The New York Times reports a Philadelphia judge approved the plan Friday, which could give thousands of retired Black NFL players a $600,000 relief payment through the NFL’s $1 billion concussion settlement.

The NFL was accused of systemic racism over the use of its ‘race-norming‘ in its dementia testing, which gave Black players lower cognitive scores, which made dementia harder to prove and resulted in hundreds of Black players dealing with their medical issues alone.

Kevin Henry, who played for the Pittsburgh Steelers and was one of the players who sued the NFL for racial discrimination, was previously denied a relief claim despite suffering from mild to moderate dementia and said he felt deceived by the league.

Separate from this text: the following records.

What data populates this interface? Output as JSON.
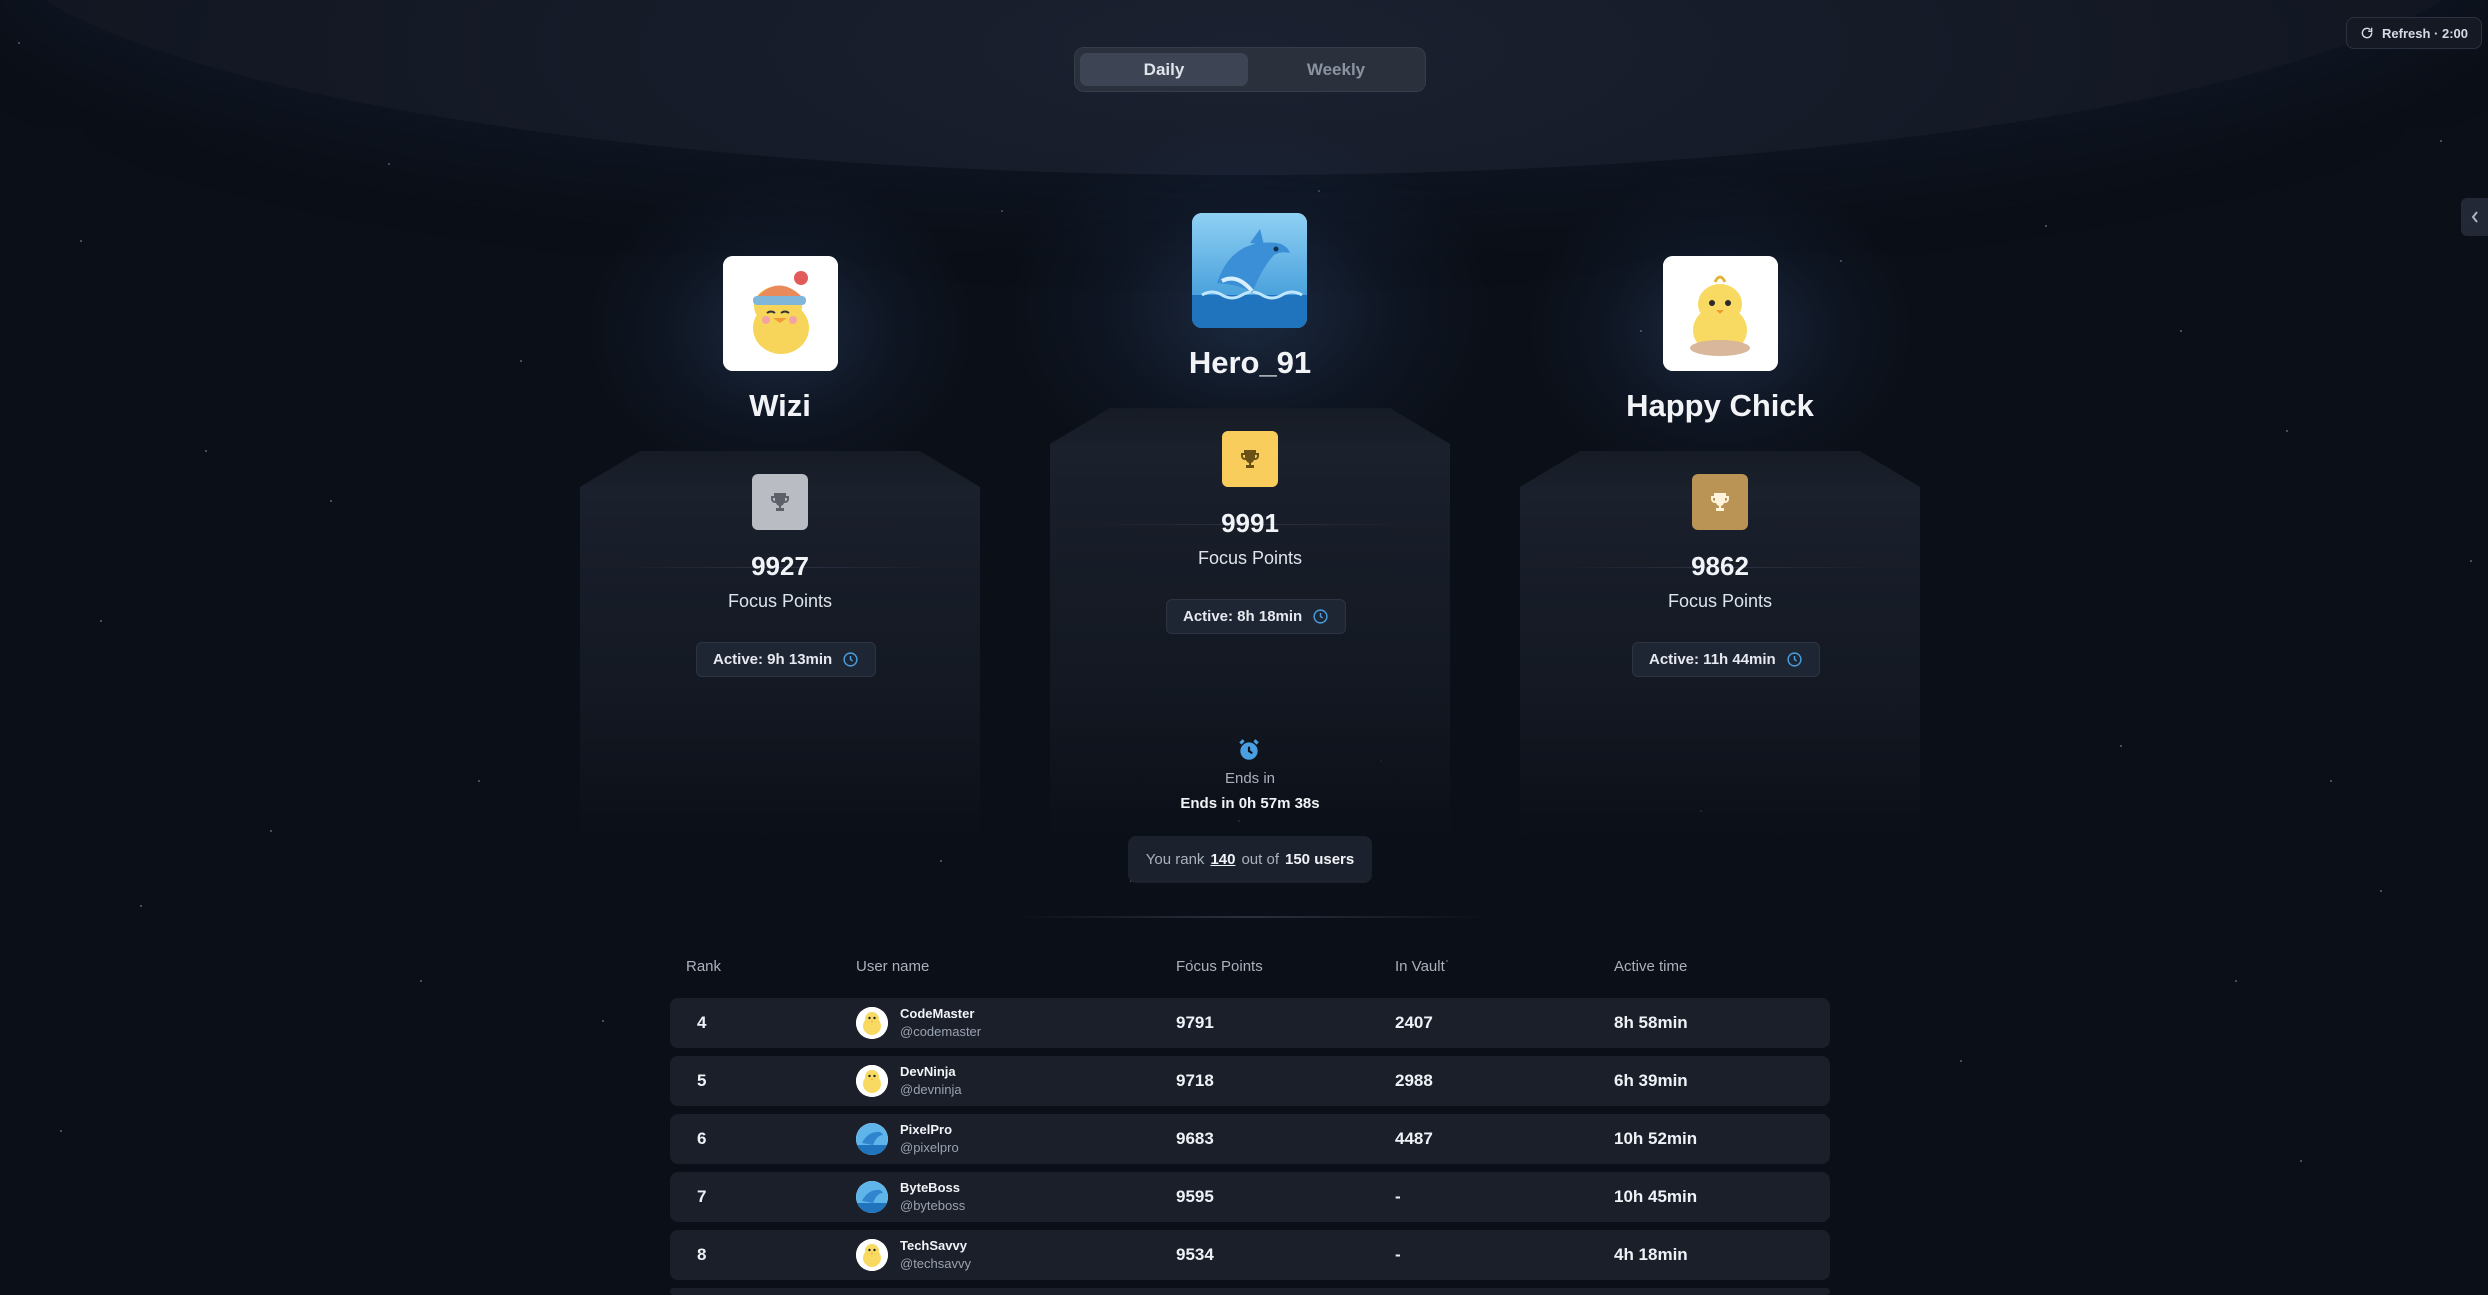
{
  "period_toggle": {
    "daily_label": "Daily",
    "weekly_label": "Weekly",
    "selected": "Daily"
  },
  "refresh": {
    "label": "Refresh · 2:00"
  },
  "podium": {
    "first": {
      "name": "Hero_91",
      "points": "9991",
      "points_label": "Focus Points",
      "active": "Active: 8h 18min",
      "trophy_color": "#f8cd5b",
      "avatar": "dolphin"
    },
    "second": {
      "name": "Wizi",
      "points": "9927",
      "points_label": "Focus Points",
      "active": "Active: 9h 13min",
      "trophy_color": "#b9bcc2",
      "avatar": "chick-with-hat"
    },
    "third": {
      "name": "Happy Chick",
      "points": "9862",
      "points_label": "Focus Points",
      "active": "Active: 11h 44min",
      "trophy_color": "#b99455",
      "avatar": "chick"
    }
  },
  "timer": {
    "label": "Ends in",
    "value": "Ends in 0h 57m 38s"
  },
  "user_rank": {
    "prefix": "You rank",
    "rank": "140",
    "middle": "out of",
    "total": "150 users"
  },
  "table": {
    "headers": {
      "rank": "Rank",
      "user": "User name",
      "points": "Focus Points",
      "vault": "In Vault",
      "active": "Active time"
    },
    "rows": [
      {
        "rank": "4",
        "name": "CodeMaster",
        "handle": "@codemaster",
        "points": "9791",
        "vault": "2407",
        "active": "8h 58min",
        "avatar": "chick"
      },
      {
        "rank": "5",
        "name": "DevNinja",
        "handle": "@devninja",
        "points": "9718",
        "vault": "2988",
        "active": "6h 39min",
        "avatar": "chick"
      },
      {
        "rank": "6",
        "name": "PixelPro",
        "handle": "@pixelpro",
        "points": "9683",
        "vault": "4487",
        "active": "10h 52min",
        "avatar": "dolphin"
      },
      {
        "rank": "7",
        "name": "ByteBoss",
        "handle": "@byteboss",
        "points": "9595",
        "vault": "-",
        "active": "10h 45min",
        "avatar": "dolphin"
      },
      {
        "rank": "8",
        "name": "TechSavvy",
        "handle": "@techsavvy",
        "points": "9534",
        "vault": "-",
        "active": "4h 18min",
        "avatar": "chick"
      }
    ]
  },
  "colors": {
    "background": "#0b0f17",
    "accent_blue": "#4a9fe0",
    "gold": "#f8cd5b",
    "silver": "#b9bcc2",
    "bronze": "#b99455"
  }
}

“They come out with all these slogans like ‘We Care’ and ‘Black Lives Matter,'” Henry told The Hill last year. “And I’m sitting there, like, you’re lying. You’re lying out of your teeth. It’s so painful to sit there and watch, knowing that you know something totally different.”

Last October, the league announced that it halted the practice of ‘race-norming’ amid growing outrage. The NFL has paid out $800 million through the settlement and is expected to add another $100 million to the account under the new plan after the judge’s approval.

Head-related injuries have impacted numerous former NFL players years after their playing days were over, with caretaking duties falling on their wives and other loved ones.

Tia McNeill, whose husband Fred played for the Minnesota Vikings for 11 years, in 2013 told NBC News her husband struggled to remember people who attended their wedding. Tanya Bradley said in the same story her husband, Henry, who played for the Cleveland Browns, now stammers, shakes, loses his temper, and struggles to walk and sit.